Since this is a financial blog, I'll try to write about things from that perspective.

First of all, when you're in a crisis situation like this, you can't always do things the cheapest way. We took Amtrak, which probably cost a bit more than driving would have been. But we didn't want to drive that far in wintry weather, on roads we weren't familiar with. We could have gotten a AAA discount if we could have made our reservations sooner, but we didn't know the date of the viewing and funeral til after the discount deadline. I also just found out we could have gotten a discount on one return fare with a coupon code, but I didn't have time to search for codes beforehand.

I'm glad that we still had a credit card, and I hadn't closed it out as per Dave Ramsey. It was nice to be able to charge the train fare, reserve the rooms, buy DH some clothes and pay for the local obituary FAST. I had enough to do without running around, getting extra money into the account that has the debit card and waiting for the deposit to clear. OTOH, I'm glad we had some money in the Emergency Fund so we can pay the bill off right away.

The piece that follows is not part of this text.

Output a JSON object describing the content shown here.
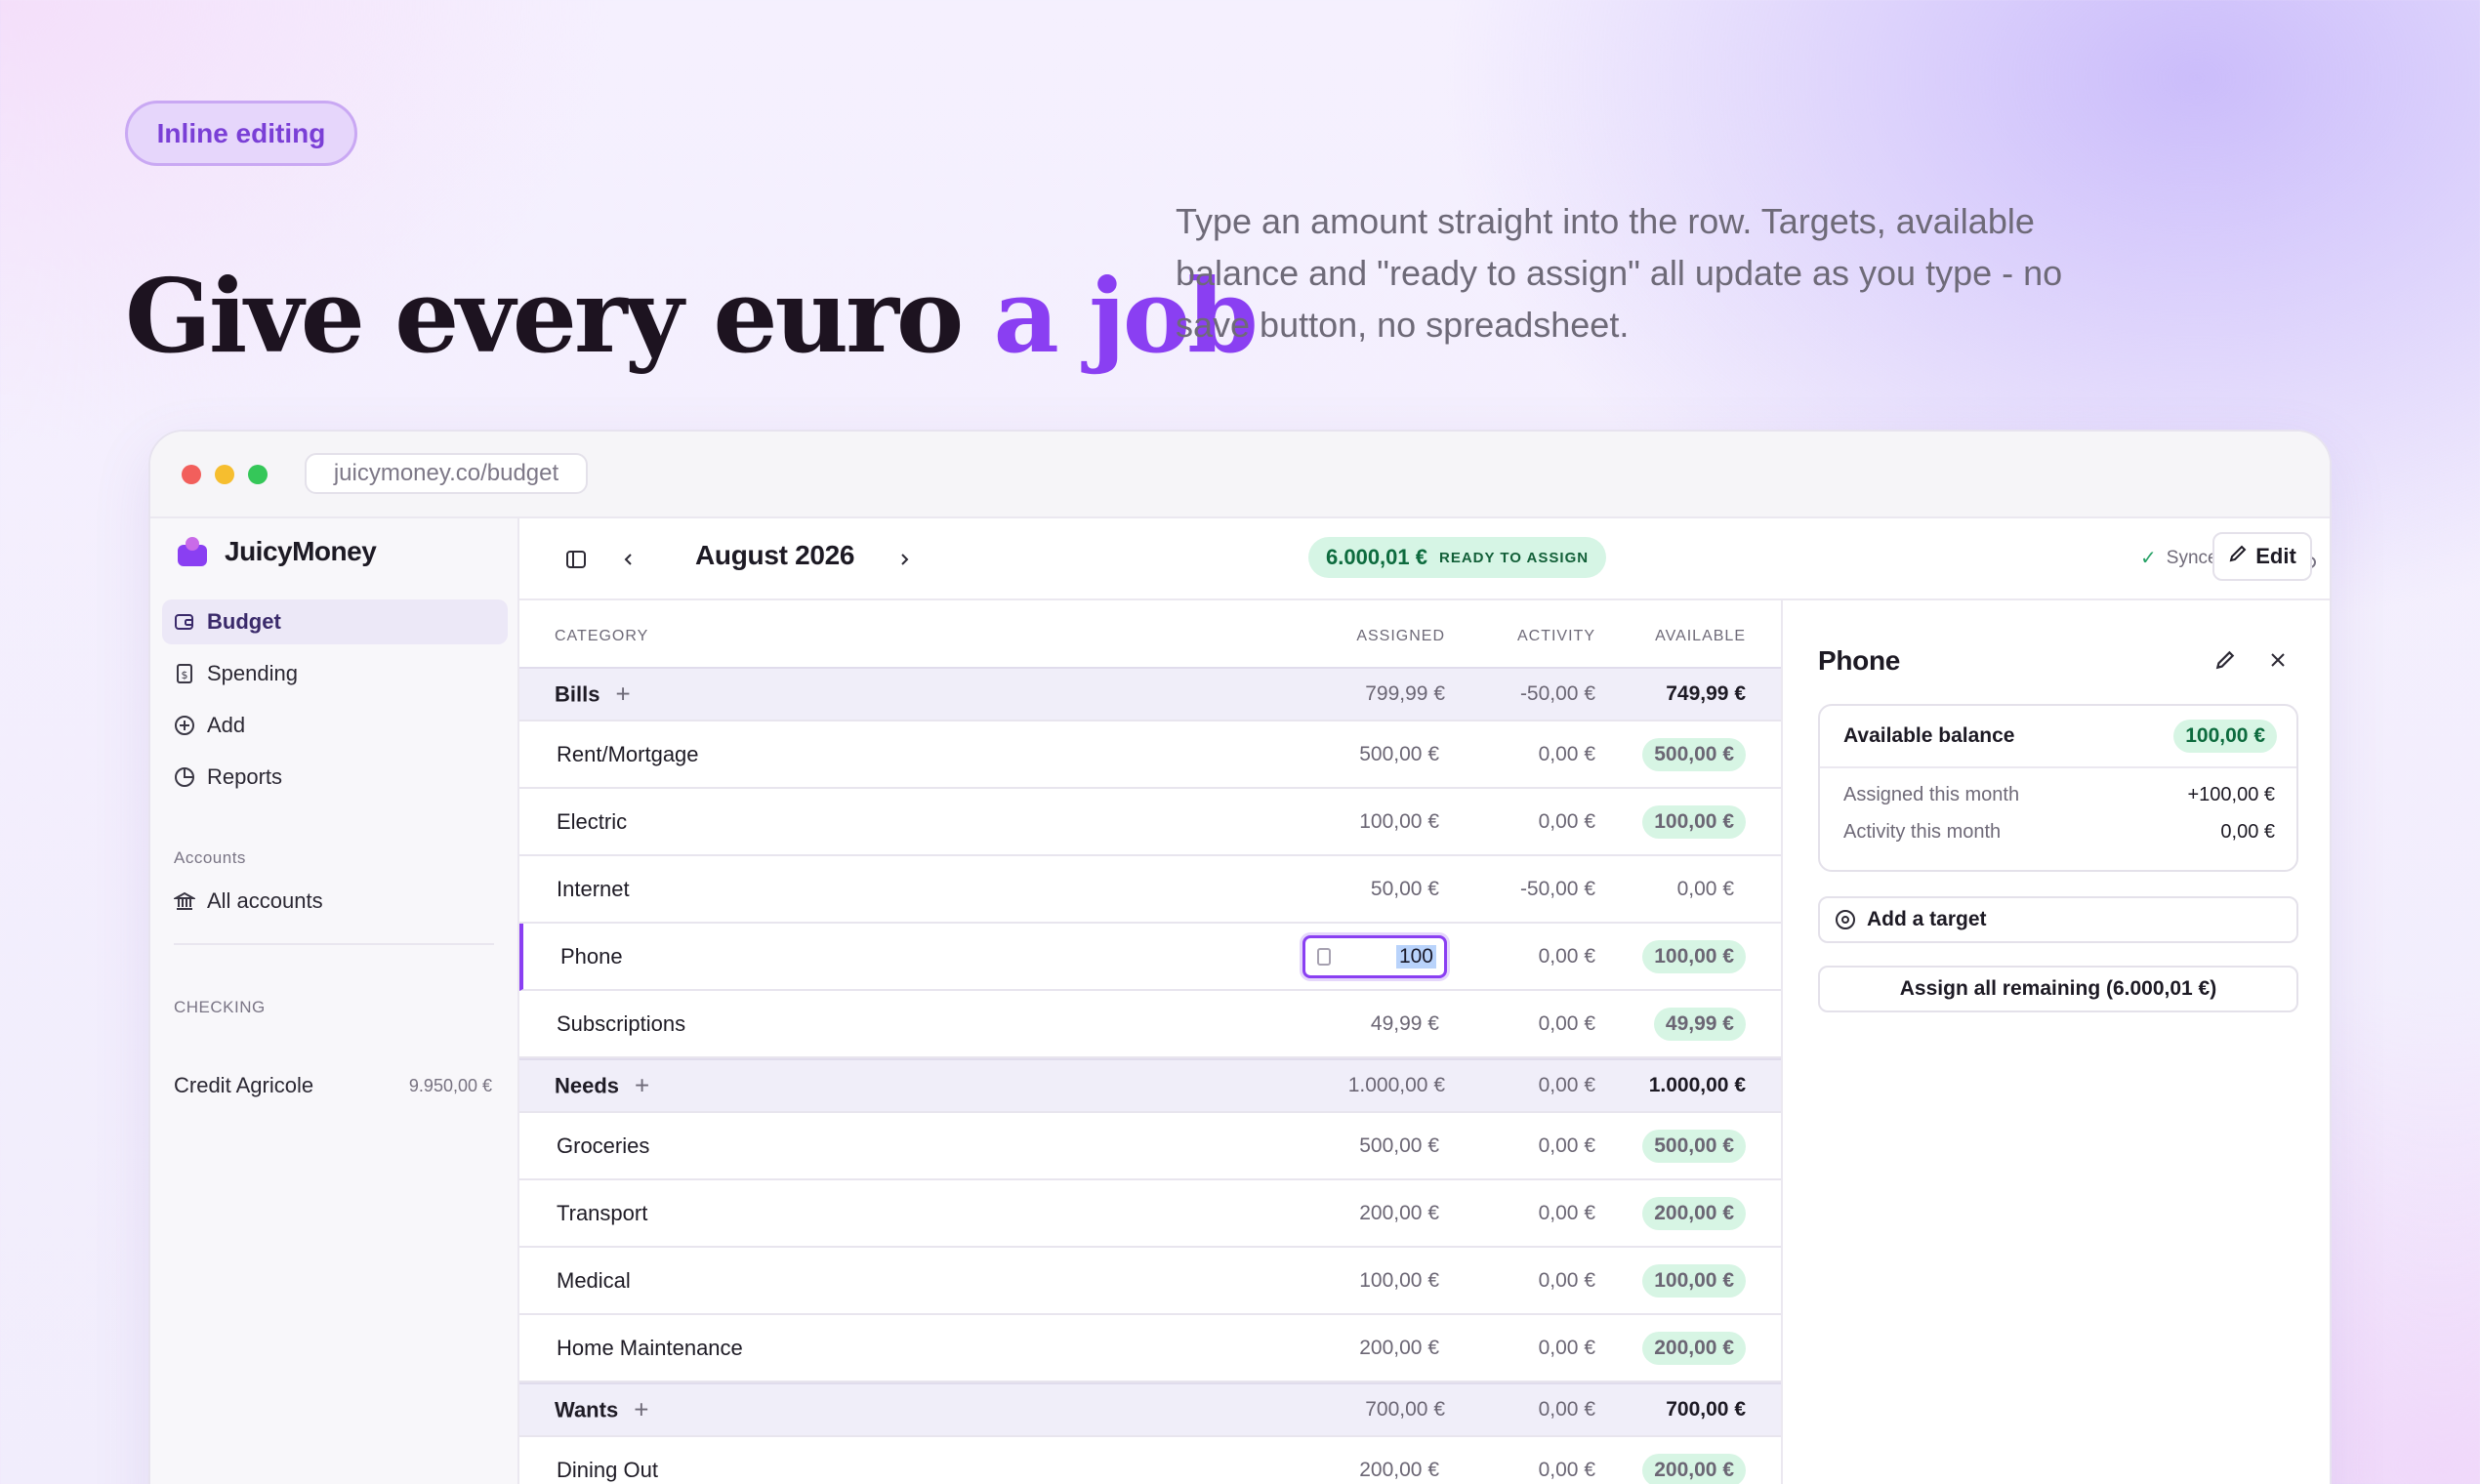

It's a good idea to always have suitable clothes on hand for a funeral (or wedding), and sufficient traveling gear. We hadn't traveled in years, and had gotten rid of some crummy old luggage without replacing it. I had to run out and buy a cheap set of suitcases at the last minute. (Nope, I didn't have the time to check where they were made!) Luckily, I'd bought DH some dress shoes on sale awhile back, even though he rarely needs them. He also still had a suit that fit. But he needed a new shirt, and a coat to wear over the suit. His old bomber jacket would have just looked embarrassing. It would have been a lot less stressful if we'd had all of this stuff on hand to begin with.

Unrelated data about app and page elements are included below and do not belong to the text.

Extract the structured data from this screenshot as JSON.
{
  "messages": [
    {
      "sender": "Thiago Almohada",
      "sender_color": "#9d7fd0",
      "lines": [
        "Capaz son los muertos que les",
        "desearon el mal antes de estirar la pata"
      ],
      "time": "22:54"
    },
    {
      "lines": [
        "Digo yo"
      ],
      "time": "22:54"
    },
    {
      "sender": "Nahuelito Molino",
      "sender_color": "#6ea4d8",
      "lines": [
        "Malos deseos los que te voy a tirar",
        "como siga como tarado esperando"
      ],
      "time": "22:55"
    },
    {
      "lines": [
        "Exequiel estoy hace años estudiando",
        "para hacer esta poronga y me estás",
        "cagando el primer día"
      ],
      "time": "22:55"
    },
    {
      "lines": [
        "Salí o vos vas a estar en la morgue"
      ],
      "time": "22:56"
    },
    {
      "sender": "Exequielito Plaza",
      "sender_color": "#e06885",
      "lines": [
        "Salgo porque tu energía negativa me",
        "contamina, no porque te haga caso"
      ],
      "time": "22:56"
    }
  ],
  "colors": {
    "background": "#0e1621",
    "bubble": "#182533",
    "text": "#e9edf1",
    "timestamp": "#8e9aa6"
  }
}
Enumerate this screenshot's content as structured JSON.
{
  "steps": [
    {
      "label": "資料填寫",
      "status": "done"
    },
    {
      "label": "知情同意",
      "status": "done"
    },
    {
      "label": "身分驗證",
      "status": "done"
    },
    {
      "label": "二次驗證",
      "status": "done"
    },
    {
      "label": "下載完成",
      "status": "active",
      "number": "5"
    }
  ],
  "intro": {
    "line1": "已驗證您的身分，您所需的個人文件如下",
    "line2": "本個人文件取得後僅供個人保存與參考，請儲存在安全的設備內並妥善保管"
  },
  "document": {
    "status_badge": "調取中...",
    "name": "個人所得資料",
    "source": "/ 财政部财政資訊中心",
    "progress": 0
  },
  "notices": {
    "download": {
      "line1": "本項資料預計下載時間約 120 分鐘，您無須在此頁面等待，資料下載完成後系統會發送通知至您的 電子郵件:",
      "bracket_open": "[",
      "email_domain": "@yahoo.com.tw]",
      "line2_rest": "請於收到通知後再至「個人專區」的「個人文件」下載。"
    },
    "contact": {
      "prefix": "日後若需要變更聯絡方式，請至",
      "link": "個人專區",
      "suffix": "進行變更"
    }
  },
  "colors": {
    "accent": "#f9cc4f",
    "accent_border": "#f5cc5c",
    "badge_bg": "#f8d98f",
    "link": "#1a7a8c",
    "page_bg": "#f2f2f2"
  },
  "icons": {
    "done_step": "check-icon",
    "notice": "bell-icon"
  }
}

My oldest BIL is executor, and when we last saw him he was having trouble even finding my MIL's social security number. He hadn't really been involved with her paperwork over the years, and lives at a distance, so he's going to have quite a job finding and making sense of things. I'm more determined than ever to arrange things so DH can manage if something happens to me. He doesn't do computers at all, so this will mean converting back to paper in a lot of ways.

Finally, and most importantly, my MIL's eulogy reminded me to spend less time on finances and more time on enjoying life. The contrast with my own mother is marked. MIL didn't end up with a fortune, but she had a lot of travel and other fun under her belt. She enjoyed trying new things when she had the chance. My own mother has been very careful about money and everything else over the years. Rather than trying new things, she's apt to wonder "why would anyone want to do that?" She's a worrier from way back. So I've been thinking about how I'd rather hear my life summed up, at the end.